● Problem description
Copy every entry exactly as it stands, though any image it holds should stay out of the copy.

● Given data

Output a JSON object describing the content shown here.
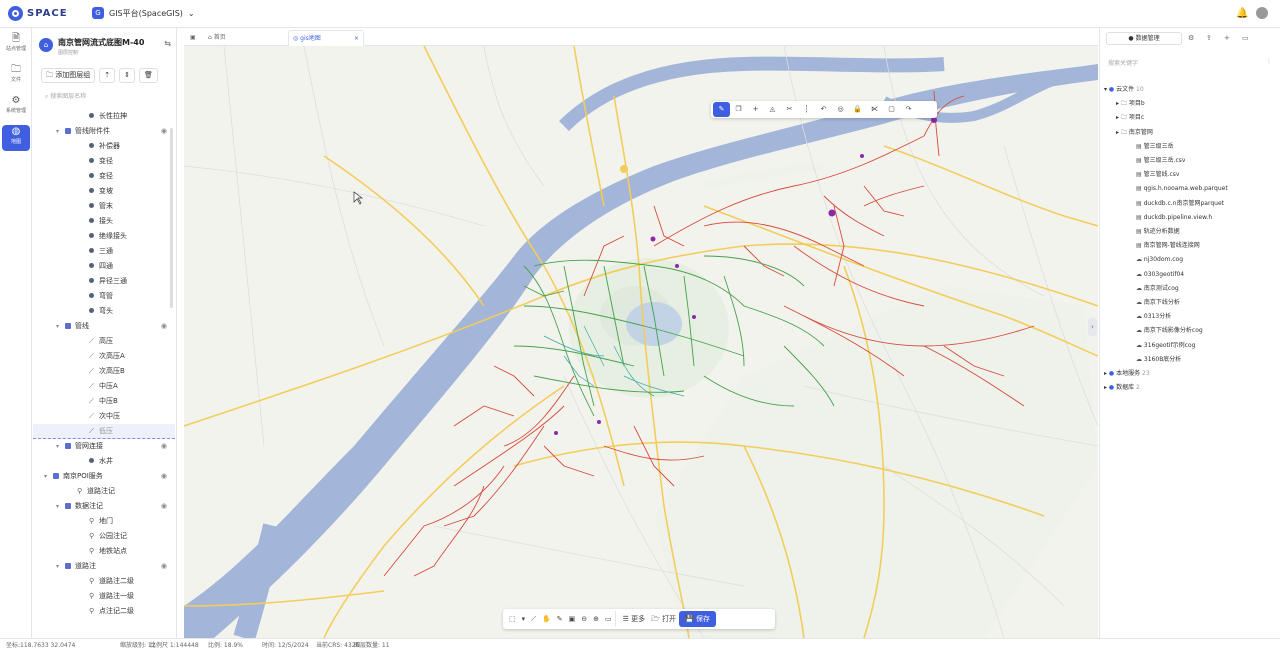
{
  "app": {
    "logo_text": "SPACE",
    "project_name": "GIS平台(SpaceGIS)"
  },
  "rail": [
    {
      "label": "站点管理",
      "icon": "file-icon"
    },
    {
      "label": "文件",
      "icon": "folder-icon"
    },
    {
      "label": "系统管理",
      "icon": "gear-icon"
    },
    {
      "label": "地图",
      "icon": "globe-icon"
    }
  ],
  "tree": {
    "title": "南京管网流式底图M-40",
    "subtitle": "图层控制",
    "add_group_label": "添加图层组",
    "search_placeholder": "搜索图层名称",
    "rows": [
      {
        "level": 3,
        "type": "point",
        "label": "长性拉抻",
        "eye": false
      },
      {
        "level": 1,
        "type": "group",
        "label": "管线附件件",
        "eye": true,
        "expanded": true
      },
      {
        "level": 3,
        "type": "point",
        "label": "补偿器",
        "eye": false
      },
      {
        "level": 3,
        "type": "point",
        "label": "变径",
        "eye": false
      },
      {
        "level": 3,
        "type": "point",
        "label": "变径",
        "eye": false
      },
      {
        "level": 3,
        "type": "point",
        "label": "变坡",
        "eye": false
      },
      {
        "level": 3,
        "type": "point",
        "label": "管末",
        "eye": false
      },
      {
        "level": 3,
        "type": "point",
        "label": "接头",
        "eye": false
      },
      {
        "level": 3,
        "type": "point",
        "label": "绝缘接头",
        "eye": false
      },
      {
        "level": 3,
        "type": "point",
        "label": "三通",
        "eye": false
      },
      {
        "level": 3,
        "type": "point",
        "label": "四通",
        "eye": false
      },
      {
        "level": 3,
        "type": "point",
        "label": "异径三通",
        "eye": false
      },
      {
        "level": 3,
        "type": "point",
        "label": "弯管",
        "eye": false
      },
      {
        "level": 3,
        "type": "point",
        "label": "弯头",
        "eye": false
      },
      {
        "level": 1,
        "type": "group",
        "label": "管线",
        "eye": true,
        "expanded": true
      },
      {
        "level": 3,
        "type": "line",
        "label": "高压",
        "eye": false
      },
      {
        "level": 3,
        "type": "line",
        "label": "次高压A",
        "eye": false
      },
      {
        "level": 3,
        "type": "line",
        "label": "次高压B",
        "eye": false
      },
      {
        "level": 3,
        "type": "line",
        "label": "中压A",
        "eye": false
      },
      {
        "level": 3,
        "type": "line",
        "label": "中压B",
        "eye": false
      },
      {
        "level": 3,
        "type": "line",
        "label": "次中压",
        "eye": false
      },
      {
        "level": 3,
        "type": "line",
        "label": "低压",
        "eye": false,
        "selected": true
      },
      {
        "level": 1,
        "type": "group",
        "label": "管网连接",
        "eye": true,
        "expanded": true
      },
      {
        "level": 3,
        "type": "point",
        "label": "水井",
        "eye": false
      },
      {
        "level": 0,
        "type": "group",
        "label": "南京POI服务",
        "eye": true,
        "expanded": true
      },
      {
        "level": 2,
        "type": "poi",
        "label": "道路注记",
        "eye": false
      },
      {
        "level": 1,
        "type": "group",
        "label": "数据注记",
        "eye": true,
        "expanded": true
      },
      {
        "level": 3,
        "type": "poi",
        "label": "地门",
        "eye": false
      },
      {
        "level": 3,
        "type": "poi",
        "label": "公园注记",
        "eye": false
      },
      {
        "level": 3,
        "type": "poi",
        "label": "地铁站点",
        "eye": false
      },
      {
        "level": 1,
        "type": "group",
        "label": "道路注",
        "eye": true,
        "expanded": true
      },
      {
        "level": 3,
        "type": "poi",
        "label": "道路注二级",
        "eye": false
      },
      {
        "level": 3,
        "type": "poi",
        "label": "道路注一级",
        "eye": false
      },
      {
        "level": 3,
        "type": "poi",
        "label": "点注记二级",
        "eye": false
      }
    ]
  },
  "tabs": [
    {
      "label": "首页",
      "icon": "home-icon",
      "active": false
    },
    {
      "label": "gis地图",
      "icon": "globe-icon",
      "active": true
    }
  ],
  "map_toolbar": [
    "pen-icon",
    "copy-icon",
    "plus-icon",
    "paint-icon",
    "scissors-icon",
    "dash-icon",
    "undo-icon",
    "target-icon",
    "lock-icon",
    "scissor-alt-icon",
    "copy-alt-icon",
    "redo-icon"
  ],
  "bottom_toolbar": [
    {
      "label": "",
      "icon": "select-icon"
    },
    {
      "label": "",
      "icon": "dropdown-icon"
    },
    {
      "label": "",
      "icon": "ruler-icon"
    },
    {
      "label": "",
      "icon": "hand-icon"
    },
    {
      "label": "",
      "icon": "brush-icon"
    },
    {
      "label": "",
      "icon": "box-icon"
    },
    {
      "label": "",
      "icon": "zoom-out-icon"
    },
    {
      "label": "",
      "icon": "zoom-in-icon"
    },
    {
      "label": "",
      "icon": "screen-icon"
    },
    {
      "label": "更多",
      "icon": "menu-icon"
    },
    {
      "label": "打开",
      "icon": "open-icon"
    },
    {
      "label": "保存",
      "icon": "save-icon"
    }
  ],
  "right": {
    "tab_label": "数据管理",
    "search_placeholder": "搜索关键字",
    "rows": [
      {
        "level": 0,
        "icon": "dot",
        "label": "云文件",
        "count": "10",
        "expand": "▾"
      },
      {
        "level": 1,
        "icon": "folder",
        "label": "项目b",
        "expand": "▸"
      },
      {
        "level": 1,
        "icon": "folder",
        "label": "项目c",
        "expand": "▸"
      },
      {
        "level": 1,
        "icon": "folder",
        "label": "南京管网",
        "expand": "▸"
      },
      {
        "level": 2,
        "icon": "file",
        "label": "管三级三岳"
      },
      {
        "level": 2,
        "icon": "file",
        "label": "管三级三岳.csv"
      },
      {
        "level": 2,
        "icon": "file",
        "label": "管三管线.csv"
      },
      {
        "level": 2,
        "icon": "file",
        "label": "qgis.h.nooama.web.parquet"
      },
      {
        "level": 2,
        "icon": "file",
        "label": "duckdb.c.n南京管网parquet"
      },
      {
        "level": 2,
        "icon": "file",
        "label": "duckdb.pipeline.view.h"
      },
      {
        "level": 2,
        "icon": "file",
        "label": "轨迹分析数据"
      },
      {
        "level": 2,
        "icon": "file",
        "label": "南京管网-管线连接网"
      },
      {
        "level": 2,
        "icon": "cloud",
        "label": "nj30dom.cog"
      },
      {
        "level": 2,
        "icon": "cloud",
        "label": "0303geotif04"
      },
      {
        "level": 2,
        "icon": "cloud",
        "label": "南京测试cog"
      },
      {
        "level": 2,
        "icon": "cloud",
        "label": "南京下线分析"
      },
      {
        "level": 2,
        "icon": "cloud",
        "label": "0313分析"
      },
      {
        "level": 2,
        "icon": "cloud",
        "label": "南京下线影像分析cog"
      },
      {
        "level": 2,
        "icon": "cloud",
        "label": "316geotif示例cog"
      },
      {
        "level": 2,
        "icon": "cloud",
        "label": "3160B底分析"
      },
      {
        "level": 0,
        "icon": "dot",
        "label": "本地服务",
        "count": "23",
        "expand": "▸"
      },
      {
        "level": 0,
        "icon": "dot",
        "label": "数据库",
        "count": "2",
        "expand": "▸"
      }
    ]
  },
  "status": [
    "坐标:118.7633 32.0474",
    "缩放级别: 12",
    "比例尺 1:144448",
    "比例: 18.9%",
    "时间: 12/5/2024",
    "当前CRS: 4326",
    "图层数量: 11"
  ],
  "colors": {
    "accent": "#3f5fe0",
    "water": "#9cb0d6",
    "road_yellow": "#f2c94c",
    "pipe_red": "#d44a3a",
    "pipe_green": "#3f9e4a",
    "pipe_teal": "#3fa8a8"
  }
}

● Answer to this exercise
Output a JSON object describing the content shown here.
{
  "app": {
    "logo_text": "SPACE",
    "project_name": "GIS平台(SpaceGIS)"
  },
  "rail": [
    {
      "label": "站点管理",
      "icon": "file-icon"
    },
    {
      "label": "文件",
      "icon": "folder-icon"
    },
    {
      "label": "系统管理",
      "icon": "gear-icon"
    },
    {
      "label": "地图",
      "icon": "globe-icon"
    }
  ],
  "tree": {
    "title": "南京管网流式底图M-40",
    "subtitle": "图层控制",
    "add_group_label": "添加图层组",
    "search_placeholder": "搜索图层名称",
    "rows": [
      {
        "level": 3,
        "type": "point",
        "label": "长性拉抻",
        "eye": false
      },
      {
        "level": 1,
        "type": "group",
        "label": "管线附件件",
        "eye": true,
        "expanded": true
      },
      {
        "level": 3,
        "type": "point",
        "label": "补偿器",
        "eye": false
      },
      {
        "level": 3,
        "type": "point",
        "label": "变径",
        "eye": false
      },
      {
        "level": 3,
        "type": "point",
        "label": "变径",
        "eye": false
      },
      {
        "level": 3,
        "type": "point",
        "label": "变坡",
        "eye": false
      },
      {
        "level": 3,
        "type": "point",
        "label": "管末",
        "eye": false
      },
      {
        "level": 3,
        "type": "point",
        "label": "接头",
        "eye": false
      },
      {
        "level": 3,
        "type": "point",
        "label": "绝缘接头",
        "eye": false
      },
      {
        "level": 3,
        "type": "point",
        "label": "三通",
        "eye": false
      },
      {
        "level": 3,
        "type": "point",
        "label": "四通",
        "eye": false
      },
      {
        "level": 3,
        "type": "point",
        "label": "异径三通",
        "eye": false
      },
      {
        "level": 3,
        "type": "point",
        "label": "弯管",
        "eye": false
      },
      {
        "level": 3,
        "type": "point",
        "label": "弯头",
        "eye": false
      },
      {
        "level": 1,
        "type": "group",
        "label": "管线",
        "eye": true,
        "expanded": true
      },
      {
        "level": 3,
        "type": "line",
        "label": "高压",
        "eye": false
      },
      {
        "level": 3,
        "type": "line",
        "label": "次高压A",
        "eye": false
      },
      {
        "level": 3,
        "type": "line",
        "label": "次高压B",
        "eye": false
      },
      {
        "level": 3,
        "type": "line",
        "label": "中压A",
        "eye": false
      },
      {
        "level": 3,
        "type": "line",
        "label": "中压B",
        "eye": false
      },
      {
        "level": 3,
        "type": "line",
        "label": "次中压",
        "eye": false
      },
      {
        "level": 3,
        "type": "line",
        "label": "低压",
        "eye": false,
        "selected": true
      },
      {
        "level": 1,
        "type": "group",
        "label": "管网连接",
        "eye": true,
        "expanded": true
      },
      {
        "level": 3,
        "type": "point",
        "label": "水井",
        "eye": false
      },
      {
        "level": 0,
        "type": "group",
        "label": "南京POI服务",
        "eye": true,
        "expanded": true
      },
      {
        "level": 2,
        "type": "poi",
        "label": "道路注记",
        "eye": false
      },
      {
        "level": 1,
        "type": "group",
        "label": "数据注记",
        "eye": true,
        "expanded": true
      },
      {
        "level": 3,
        "type": "poi",
        "label": "地门",
        "eye": false
      },
      {
        "level": 3,
        "type": "poi",
        "label": "公园注记",
        "eye": false
      },
      {
        "level": 3,
        "type": "poi",
        "label": "地铁站点",
        "eye": false
      },
      {
        "level": 1,
        "type": "group",
        "label": "道路注",
        "eye": true,
        "expanded": true
      },
      {
        "level": 3,
        "type": "poi",
        "label": "道路注二级",
        "eye": false
      },
      {
        "level": 3,
        "type": "poi",
        "label": "道路注一级",
        "eye": false
      },
      {
        "level": 3,
        "type": "poi",
        "label": "点注记二级",
        "eye": false
      }
    ]
  },
  "tabs": [
    {
      "label": "首页",
      "icon": "home-icon",
      "active": false
    },
    {
      "label": "gis地图",
      "icon": "globe-icon",
      "active": true
    }
  ],
  "map_toolbar": [
    "pen-icon",
    "copy-icon",
    "plus-icon",
    "paint-icon",
    "scissors-icon",
    "dash-icon",
    "undo-icon",
    "target-icon",
    "lock-icon",
    "scissor-alt-icon",
    "copy-alt-icon",
    "redo-icon"
  ],
  "bottom_toolbar": [
    {
      "label": "",
      "icon": "select-icon"
    },
    {
      "label": "",
      "icon": "dropdown-icon"
    },
    {
      "label": "",
      "icon": "ruler-icon"
    },
    {
      "label": "",
      "icon": "hand-icon"
    },
    {
      "label": "",
      "icon": "brush-icon"
    },
    {
      "label": "",
      "icon": "box-icon"
    },
    {
      "label": "",
      "icon": "zoom-out-icon"
    },
    {
      "label": "",
      "icon": "zoom-in-icon"
    },
    {
      "label": "",
      "icon": "screen-icon"
    },
    {
      "label": "更多",
      "icon": "menu-icon"
    },
    {
      "label": "打开",
      "icon": "open-icon"
    },
    {
      "label": "保存",
      "icon": "save-icon"
    }
  ],
  "right": {
    "tab_label": "数据管理",
    "search_placeholder": "搜索关键字",
    "rows": [
      {
        "level": 0,
        "icon": "dot",
        "label": "云文件",
        "count": "10",
        "expand": "▾"
      },
      {
        "level": 1,
        "icon": "folder",
        "label": "项目b",
        "expand": "▸"
      },
      {
        "level": 1,
        "icon": "folder",
        "label": "项目c",
        "expand": "▸"
      },
      {
        "level": 1,
        "icon": "folder",
        "label": "南京管网",
        "expand": "▸"
      },
      {
        "level": 2,
        "icon": "file",
        "label": "管三级三岳"
      },
      {
        "level": 2,
        "icon": "file",
        "label": "管三级三岳.csv"
      },
      {
        "level": 2,
        "icon": "file",
        "label": "管三管线.csv"
      },
      {
        "level": 2,
        "icon": "file",
        "label": "qgis.h.nooama.web.parquet"
      },
      {
        "level": 2,
        "icon": "file",
        "label": "duckdb.c.n南京管网parquet"
      },
      {
        "level": 2,
        "icon": "file",
        "label": "duckdb.pipeline.view.h"
      },
      {
        "level": 2,
        "icon": "file",
        "label": "轨迹分析数据"
      },
      {
        "level": 2,
        "icon": "file",
        "label": "南京管网-管线连接网"
      },
      {
        "level": 2,
        "icon": "cloud",
        "label": "nj30dom.cog"
      },
      {
        "level": 2,
        "icon": "cloud",
        "label": "0303geotif04"
      },
      {
        "level": 2,
        "icon": "cloud",
        "label": "南京测试cog"
      },
      {
        "level": 2,
        "icon": "cloud",
        "label": "南京下线分析"
      },
      {
        "level": 2,
        "icon": "cloud",
        "label": "0313分析"
      },
      {
        "level": 2,
        "icon": "cloud",
        "label": "南京下线影像分析cog"
      },
      {
        "level": 2,
        "icon": "cloud",
        "label": "316geotif示例cog"
      },
      {
        "level": 2,
        "icon": "cloud",
        "label": "3160B底分析"
      },
      {
        "level": 0,
        "icon": "dot",
        "label": "本地服务",
        "count": "23",
        "expand": "▸"
      },
      {
        "level": 0,
        "icon": "dot",
        "label": "数据库",
        "count": "2",
        "expand": "▸"
      }
    ]
  },
  "status": [
    "坐标:118.7633 32.0474",
    "缩放级别: 12",
    "比例尺 1:144448",
    "比例: 18.9%",
    "时间: 12/5/2024",
    "当前CRS: 4326",
    "图层数量: 11"
  ],
  "colors": {
    "accent": "#3f5fe0",
    "water": "#9cb0d6",
    "road_yellow": "#f2c94c",
    "pipe_red": "#d44a3a",
    "pipe_green": "#3f9e4a",
    "pipe_teal": "#3fa8a8"
  }
}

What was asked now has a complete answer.